[Stored dataset items]
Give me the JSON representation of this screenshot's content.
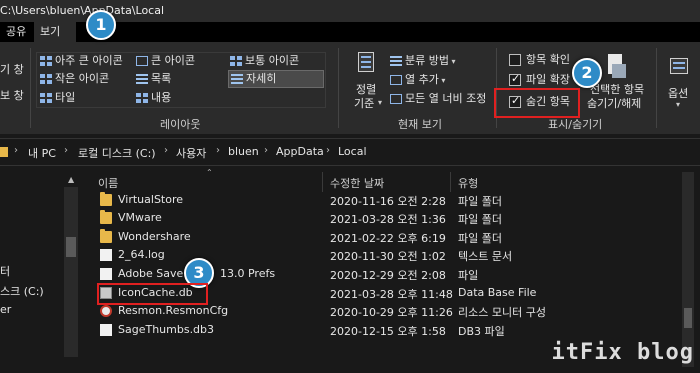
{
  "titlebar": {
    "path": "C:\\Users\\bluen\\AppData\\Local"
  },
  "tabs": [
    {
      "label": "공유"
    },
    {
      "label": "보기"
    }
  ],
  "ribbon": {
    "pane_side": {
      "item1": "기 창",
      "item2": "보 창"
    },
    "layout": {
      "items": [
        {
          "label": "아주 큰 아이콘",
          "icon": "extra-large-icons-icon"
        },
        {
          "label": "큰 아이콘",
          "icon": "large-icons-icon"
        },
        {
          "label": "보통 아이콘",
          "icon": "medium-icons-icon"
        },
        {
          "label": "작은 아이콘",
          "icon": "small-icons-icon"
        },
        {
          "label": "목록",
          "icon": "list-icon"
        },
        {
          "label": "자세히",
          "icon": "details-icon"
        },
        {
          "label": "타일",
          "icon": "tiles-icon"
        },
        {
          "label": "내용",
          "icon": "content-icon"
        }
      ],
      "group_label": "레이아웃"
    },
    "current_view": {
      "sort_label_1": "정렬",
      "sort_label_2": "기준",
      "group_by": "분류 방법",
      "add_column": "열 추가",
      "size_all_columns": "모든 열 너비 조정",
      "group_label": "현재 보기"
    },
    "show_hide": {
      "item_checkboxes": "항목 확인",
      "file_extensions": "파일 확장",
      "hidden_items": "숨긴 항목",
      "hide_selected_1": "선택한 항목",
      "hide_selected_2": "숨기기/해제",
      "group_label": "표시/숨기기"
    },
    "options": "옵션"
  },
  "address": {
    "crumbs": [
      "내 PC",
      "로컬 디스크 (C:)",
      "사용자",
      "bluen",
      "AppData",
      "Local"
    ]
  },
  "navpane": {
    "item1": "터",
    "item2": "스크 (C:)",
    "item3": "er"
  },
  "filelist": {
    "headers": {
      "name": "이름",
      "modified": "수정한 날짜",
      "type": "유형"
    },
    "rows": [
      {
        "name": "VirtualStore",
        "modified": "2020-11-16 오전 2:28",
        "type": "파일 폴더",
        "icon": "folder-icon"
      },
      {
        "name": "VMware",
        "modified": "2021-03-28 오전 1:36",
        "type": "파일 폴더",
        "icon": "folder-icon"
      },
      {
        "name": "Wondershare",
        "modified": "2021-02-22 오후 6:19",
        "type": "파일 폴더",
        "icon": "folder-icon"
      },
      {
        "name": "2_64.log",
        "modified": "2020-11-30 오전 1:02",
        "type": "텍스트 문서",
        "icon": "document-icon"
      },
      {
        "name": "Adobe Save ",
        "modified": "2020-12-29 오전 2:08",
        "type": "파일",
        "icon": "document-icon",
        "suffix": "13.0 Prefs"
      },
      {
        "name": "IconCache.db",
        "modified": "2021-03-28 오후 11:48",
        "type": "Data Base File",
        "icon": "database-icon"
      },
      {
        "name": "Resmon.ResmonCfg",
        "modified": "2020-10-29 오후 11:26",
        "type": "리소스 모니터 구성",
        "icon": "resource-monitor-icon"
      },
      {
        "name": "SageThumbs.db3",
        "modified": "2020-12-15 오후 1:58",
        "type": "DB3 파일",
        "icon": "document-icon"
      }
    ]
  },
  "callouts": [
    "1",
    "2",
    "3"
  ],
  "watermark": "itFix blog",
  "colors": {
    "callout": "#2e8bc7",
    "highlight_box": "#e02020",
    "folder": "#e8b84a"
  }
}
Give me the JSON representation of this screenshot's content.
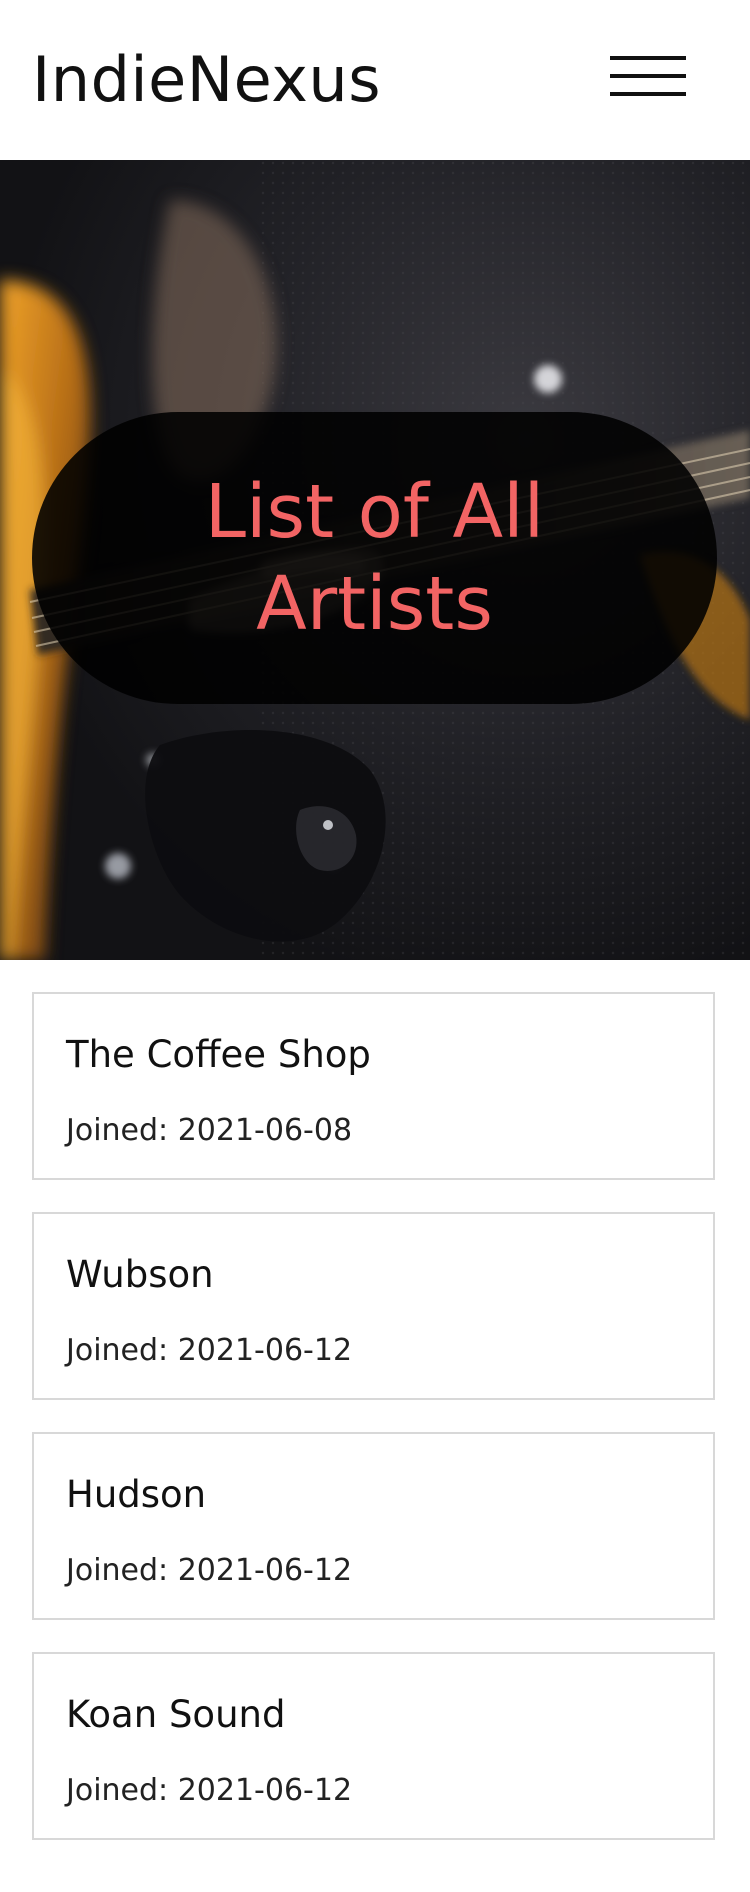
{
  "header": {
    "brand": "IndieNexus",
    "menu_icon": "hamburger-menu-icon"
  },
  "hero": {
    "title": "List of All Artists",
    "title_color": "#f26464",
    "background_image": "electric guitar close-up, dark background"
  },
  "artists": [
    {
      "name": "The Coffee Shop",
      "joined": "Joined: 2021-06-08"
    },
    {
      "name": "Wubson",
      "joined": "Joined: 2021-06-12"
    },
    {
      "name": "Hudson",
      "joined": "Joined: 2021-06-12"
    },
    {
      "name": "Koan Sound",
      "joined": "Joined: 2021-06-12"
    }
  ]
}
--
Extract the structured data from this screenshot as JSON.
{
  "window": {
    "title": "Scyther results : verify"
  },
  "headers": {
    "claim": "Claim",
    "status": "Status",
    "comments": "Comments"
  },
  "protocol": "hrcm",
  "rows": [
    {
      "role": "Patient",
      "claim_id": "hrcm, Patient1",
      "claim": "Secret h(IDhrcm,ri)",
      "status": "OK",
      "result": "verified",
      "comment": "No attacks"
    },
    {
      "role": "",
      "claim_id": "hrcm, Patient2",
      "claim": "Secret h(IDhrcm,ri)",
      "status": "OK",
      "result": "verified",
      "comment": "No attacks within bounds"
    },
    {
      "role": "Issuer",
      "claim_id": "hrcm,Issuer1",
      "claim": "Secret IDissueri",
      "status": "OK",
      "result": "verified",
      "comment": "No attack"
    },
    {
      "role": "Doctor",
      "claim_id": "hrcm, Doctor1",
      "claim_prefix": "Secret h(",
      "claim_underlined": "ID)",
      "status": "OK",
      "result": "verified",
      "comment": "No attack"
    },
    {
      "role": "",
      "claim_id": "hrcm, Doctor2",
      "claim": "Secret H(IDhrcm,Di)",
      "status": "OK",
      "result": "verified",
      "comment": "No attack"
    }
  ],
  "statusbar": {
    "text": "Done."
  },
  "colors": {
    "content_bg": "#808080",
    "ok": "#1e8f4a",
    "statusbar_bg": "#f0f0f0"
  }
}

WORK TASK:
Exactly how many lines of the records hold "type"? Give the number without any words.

TASK ANSWER:
9